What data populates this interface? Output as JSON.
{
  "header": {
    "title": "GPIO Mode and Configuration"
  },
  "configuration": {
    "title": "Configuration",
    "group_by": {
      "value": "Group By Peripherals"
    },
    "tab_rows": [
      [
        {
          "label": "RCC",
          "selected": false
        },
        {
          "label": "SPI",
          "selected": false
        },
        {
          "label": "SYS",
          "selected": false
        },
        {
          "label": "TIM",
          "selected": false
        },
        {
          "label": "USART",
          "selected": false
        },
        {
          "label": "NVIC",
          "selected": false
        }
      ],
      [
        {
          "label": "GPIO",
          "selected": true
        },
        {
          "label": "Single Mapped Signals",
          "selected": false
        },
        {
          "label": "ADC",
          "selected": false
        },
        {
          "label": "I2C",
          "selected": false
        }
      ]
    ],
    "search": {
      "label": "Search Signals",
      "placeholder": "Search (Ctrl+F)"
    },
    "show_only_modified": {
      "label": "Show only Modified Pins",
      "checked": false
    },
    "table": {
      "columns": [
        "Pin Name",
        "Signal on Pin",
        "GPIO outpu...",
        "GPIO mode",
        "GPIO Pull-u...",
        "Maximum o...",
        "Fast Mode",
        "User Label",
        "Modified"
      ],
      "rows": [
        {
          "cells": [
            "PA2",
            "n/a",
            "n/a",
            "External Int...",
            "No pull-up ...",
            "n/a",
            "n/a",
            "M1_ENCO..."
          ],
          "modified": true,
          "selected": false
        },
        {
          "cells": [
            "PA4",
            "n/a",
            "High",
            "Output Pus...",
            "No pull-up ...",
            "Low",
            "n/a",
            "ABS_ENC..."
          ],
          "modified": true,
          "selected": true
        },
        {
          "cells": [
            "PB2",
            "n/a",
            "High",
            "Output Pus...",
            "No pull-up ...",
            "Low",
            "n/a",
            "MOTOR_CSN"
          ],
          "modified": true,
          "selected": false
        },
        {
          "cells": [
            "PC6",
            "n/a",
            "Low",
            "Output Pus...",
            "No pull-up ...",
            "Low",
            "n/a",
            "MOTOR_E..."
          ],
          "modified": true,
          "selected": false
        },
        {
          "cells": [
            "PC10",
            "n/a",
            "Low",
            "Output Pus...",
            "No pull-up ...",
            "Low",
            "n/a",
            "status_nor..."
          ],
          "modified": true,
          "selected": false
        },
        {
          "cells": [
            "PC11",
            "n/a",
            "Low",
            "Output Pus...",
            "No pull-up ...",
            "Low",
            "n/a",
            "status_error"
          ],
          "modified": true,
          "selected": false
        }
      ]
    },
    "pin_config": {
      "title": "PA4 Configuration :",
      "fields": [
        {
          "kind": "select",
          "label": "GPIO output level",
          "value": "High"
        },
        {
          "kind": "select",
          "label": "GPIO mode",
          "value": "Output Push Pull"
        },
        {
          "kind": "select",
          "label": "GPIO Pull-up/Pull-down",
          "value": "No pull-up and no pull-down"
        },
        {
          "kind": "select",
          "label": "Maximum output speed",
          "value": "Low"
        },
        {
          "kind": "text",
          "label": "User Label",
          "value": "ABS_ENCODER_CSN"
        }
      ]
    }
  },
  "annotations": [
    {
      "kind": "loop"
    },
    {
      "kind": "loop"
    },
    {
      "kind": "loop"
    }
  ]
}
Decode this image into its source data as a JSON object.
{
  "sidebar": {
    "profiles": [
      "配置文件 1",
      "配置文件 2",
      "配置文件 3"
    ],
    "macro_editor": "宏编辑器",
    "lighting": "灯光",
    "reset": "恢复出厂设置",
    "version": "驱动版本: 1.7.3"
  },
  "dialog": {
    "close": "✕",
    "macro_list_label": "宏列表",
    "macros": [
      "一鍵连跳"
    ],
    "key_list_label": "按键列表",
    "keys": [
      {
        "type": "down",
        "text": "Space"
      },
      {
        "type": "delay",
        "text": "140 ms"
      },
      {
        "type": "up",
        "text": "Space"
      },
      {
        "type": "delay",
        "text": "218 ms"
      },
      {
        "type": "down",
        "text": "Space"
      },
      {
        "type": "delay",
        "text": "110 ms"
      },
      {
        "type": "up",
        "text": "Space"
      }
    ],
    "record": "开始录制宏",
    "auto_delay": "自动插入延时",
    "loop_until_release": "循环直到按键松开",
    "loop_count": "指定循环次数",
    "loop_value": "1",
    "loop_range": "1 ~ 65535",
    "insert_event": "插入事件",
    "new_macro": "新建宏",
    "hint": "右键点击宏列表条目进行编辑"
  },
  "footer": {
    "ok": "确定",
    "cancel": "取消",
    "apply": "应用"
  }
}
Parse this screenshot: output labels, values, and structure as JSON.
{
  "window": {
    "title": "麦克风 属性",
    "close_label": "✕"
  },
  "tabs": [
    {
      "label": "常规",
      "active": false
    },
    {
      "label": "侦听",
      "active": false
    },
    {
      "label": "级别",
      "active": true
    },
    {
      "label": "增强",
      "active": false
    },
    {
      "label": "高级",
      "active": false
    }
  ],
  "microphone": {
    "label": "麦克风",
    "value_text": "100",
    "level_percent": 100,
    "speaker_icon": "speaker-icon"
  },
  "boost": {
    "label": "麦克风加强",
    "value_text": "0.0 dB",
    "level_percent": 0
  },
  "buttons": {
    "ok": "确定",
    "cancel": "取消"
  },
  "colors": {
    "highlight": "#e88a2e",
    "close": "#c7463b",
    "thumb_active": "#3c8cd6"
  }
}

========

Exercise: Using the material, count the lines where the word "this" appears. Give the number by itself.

Written answer: 3